(Entries from a dataset of interfaces)
=== Section Start ===
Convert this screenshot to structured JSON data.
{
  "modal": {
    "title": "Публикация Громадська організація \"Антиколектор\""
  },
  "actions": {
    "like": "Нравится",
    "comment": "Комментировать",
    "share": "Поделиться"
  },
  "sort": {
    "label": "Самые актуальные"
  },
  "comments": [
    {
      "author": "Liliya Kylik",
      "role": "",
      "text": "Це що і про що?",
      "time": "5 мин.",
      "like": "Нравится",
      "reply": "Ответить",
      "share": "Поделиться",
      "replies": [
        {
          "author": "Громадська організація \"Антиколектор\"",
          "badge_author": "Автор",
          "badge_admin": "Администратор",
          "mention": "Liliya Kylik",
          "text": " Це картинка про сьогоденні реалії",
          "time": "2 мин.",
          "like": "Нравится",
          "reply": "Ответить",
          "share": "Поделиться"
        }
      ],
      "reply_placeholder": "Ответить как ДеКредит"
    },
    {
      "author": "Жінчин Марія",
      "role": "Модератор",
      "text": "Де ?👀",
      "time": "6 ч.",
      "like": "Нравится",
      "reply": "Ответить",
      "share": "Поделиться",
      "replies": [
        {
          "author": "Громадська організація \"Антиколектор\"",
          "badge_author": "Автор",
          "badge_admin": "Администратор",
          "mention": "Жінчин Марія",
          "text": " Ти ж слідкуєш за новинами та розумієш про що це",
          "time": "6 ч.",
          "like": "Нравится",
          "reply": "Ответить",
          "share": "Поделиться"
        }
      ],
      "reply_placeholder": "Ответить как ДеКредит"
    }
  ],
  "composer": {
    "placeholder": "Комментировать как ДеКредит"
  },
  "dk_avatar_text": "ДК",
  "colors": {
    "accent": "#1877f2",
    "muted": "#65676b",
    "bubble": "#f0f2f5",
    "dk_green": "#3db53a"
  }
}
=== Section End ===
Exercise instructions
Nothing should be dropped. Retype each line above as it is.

Result
Convert this screenshot to structured JSON data.
{
  "modal": {
    "title": "Публикация Громадська організація \"Антиколектор\""
  },
  "actions": {
    "like": "Нравится",
    "comment": "Комментировать",
    "share": "Поделиться"
  },
  "sort": {
    "label": "Самые актуальные"
  },
  "comments": [
    {
      "author": "Liliya Kylik",
      "role": "",
      "text": "Це що і про що?",
      "time": "5 мин.",
      "like": "Нравится",
      "reply": "Ответить",
      "share": "Поделиться",
      "replies": [
        {
          "author": "Громадська організація \"Антиколектор\"",
          "badge_author": "Автор",
          "badge_admin": "Администратор",
          "mention": "Liliya Kylik",
          "text": " Це картинка про сьогоденні реалії",
          "time": "2 мин.",
          "like": "Нравится",
          "reply": "Ответить",
          "share": "Поделиться"
        }
      ],
      "reply_placeholder": "Ответить как ДеКредит"
    },
    {
      "author": "Жінчин Марія",
      "role": "Модератор",
      "text": "Де ?👀",
      "time": "6 ч.",
      "like": "Нравится",
      "reply": "Ответить",
      "share": "Поделиться",
      "replies": [
        {
          "author": "Громадська організація \"Антиколектор\"",
          "badge_author": "Автор",
          "badge_admin": "Администратор",
          "mention": "Жінчин Марія",
          "text": " Ти ж слідкуєш за новинами та розумієш про що це",
          "time": "6 ч.",
          "like": "Нравится",
          "reply": "Ответить",
          "share": "Поделиться"
        }
      ],
      "reply_placeholder": "Ответить как ДеКредит"
    }
  ],
  "composer": {
    "placeholder": "Комментировать как ДеКредит"
  },
  "dk_avatar_text": "ДК",
  "colors": {
    "accent": "#1877f2",
    "muted": "#65676b",
    "bubble": "#f0f2f5",
    "dk_green": "#3db53a"
  }
}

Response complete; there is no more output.